I forget what we call the different models of how it might work but they went with the 'Terminator' version where attempts to change the past either fail or become causal in what you were trying to stop.

Reminds me of that Vonnegut short story Unready to Wear. No time travel but stored bodies that the now discorporate mankind can inhabit from time to time.
Another short film .. in the future, time travelling is a medical procedure. A man meets his younger self to try and teach him how to play guitar so he can pull more ladies ... what could go wrong?

I notice the time travel 'doctors' are wearing the John Titor badge.
41: Australian Time Travel film involving many time-loops, paradoxes and the creation of new timelines. Guy goes back in tie to prevent an accident he caused by going in back in time.
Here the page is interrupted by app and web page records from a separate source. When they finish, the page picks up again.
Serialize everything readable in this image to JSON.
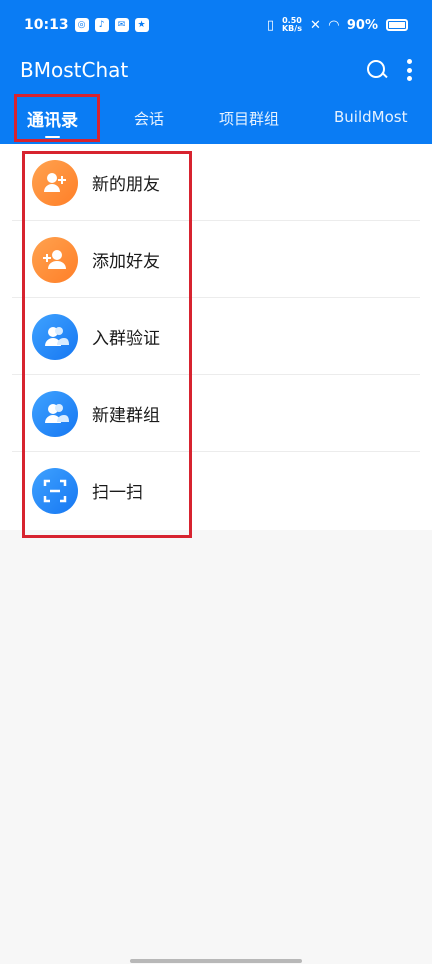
{
  "status": {
    "time": "10:13",
    "speed_top": "0.50",
    "speed_bottom": "KB/s",
    "battery": "90%"
  },
  "app": {
    "title": "BMostChat"
  },
  "tabs": [
    {
      "label": "通讯录",
      "active": true
    },
    {
      "label": "会话",
      "active": false
    },
    {
      "label": "项目群组",
      "active": false
    },
    {
      "label": "BuildMost",
      "active": false
    }
  ],
  "menu": {
    "items": [
      {
        "label": "新的朋友",
        "icon": "person-plus-icon",
        "color": "#ff8a2f"
      },
      {
        "label": "添加好友",
        "icon": "add-friend-icon",
        "color": "#ff8a2f"
      },
      {
        "label": "入群验证",
        "icon": "group-icon",
        "color": "#1d84f5"
      },
      {
        "label": "新建群组",
        "icon": "group-icon",
        "color": "#1d84f5"
      },
      {
        "label": "扫一扫",
        "icon": "scan-icon",
        "color": "#1d84f5"
      }
    ]
  },
  "colors": {
    "primary": "#0a7cf4",
    "highlight": "#d7232f"
  }
}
Meets different versions of himself but he can handle it: hes a philosophy student.

Quirky, worth watching. 6/10.

Full Film:
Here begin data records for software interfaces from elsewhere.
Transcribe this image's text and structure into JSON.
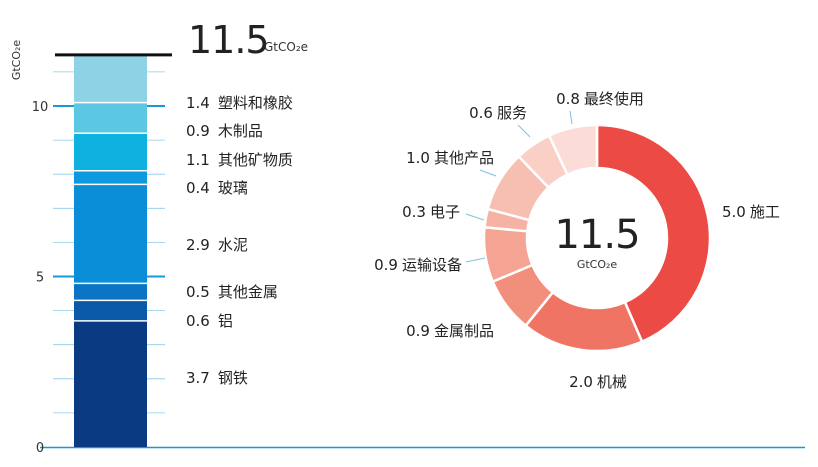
{
  "unit_text": "GtCO₂e",
  "total_label": "11.5",
  "chart_data": [
    {
      "type": "bar",
      "stacked": true,
      "ylabel": "GtCO₂e",
      "ylim": [
        0,
        12
      ],
      "yticks": [
        0,
        5,
        10
      ],
      "ytick_labels": [
        "0",
        "5",
        "10"
      ],
      "total": 11.5,
      "total_label": "11.5",
      "categories": [
        "钢铁",
        "铝",
        "其他金属",
        "水泥",
        "玻璃",
        "其他矿物质",
        "木制品",
        "塑料和橡胶"
      ],
      "values": [
        3.7,
        0.6,
        0.5,
        2.9,
        0.4,
        1.1,
        0.9,
        1.4
      ],
      "value_labels": [
        "3.7",
        "0.6",
        "0.5",
        "2.9",
        "0.4",
        "1.1",
        "0.9",
        "1.4"
      ],
      "colors": [
        "#0a3a82",
        "#0a5aa8",
        "#0b74c5",
        "#0b8ed8",
        "#0b9adf",
        "#0fb1e0",
        "#5cc7e2",
        "#8ed2e6"
      ]
    },
    {
      "type": "pie",
      "donut": true,
      "center_value": "11.5",
      "center_unit": "GtCO₂e",
      "categories": [
        "施工",
        "机械",
        "金属制品",
        "运输设备",
        "电子",
        "其他产品",
        "服务",
        "最终使用"
      ],
      "values": [
        5.0,
        2.0,
        0.9,
        0.9,
        0.3,
        1.0,
        0.6,
        0.8
      ],
      "value_labels": [
        "5.0",
        "2.0",
        "0.9",
        "0.9",
        "0.3",
        "1.0",
        "0.6",
        "0.8"
      ],
      "colors": [
        "#ec4a44",
        "#f07464",
        "#f28e7c",
        "#f5a392",
        "#f6b3a5",
        "#f7bfb2",
        "#f9cfc6",
        "#fbdcd6"
      ]
    }
  ]
}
Find some Jack Finney. It's 50's and 60's stuff. It's intriguing and lovable, both his short stories ("The Love Letter" GOT me as an adolescent.) and his novels.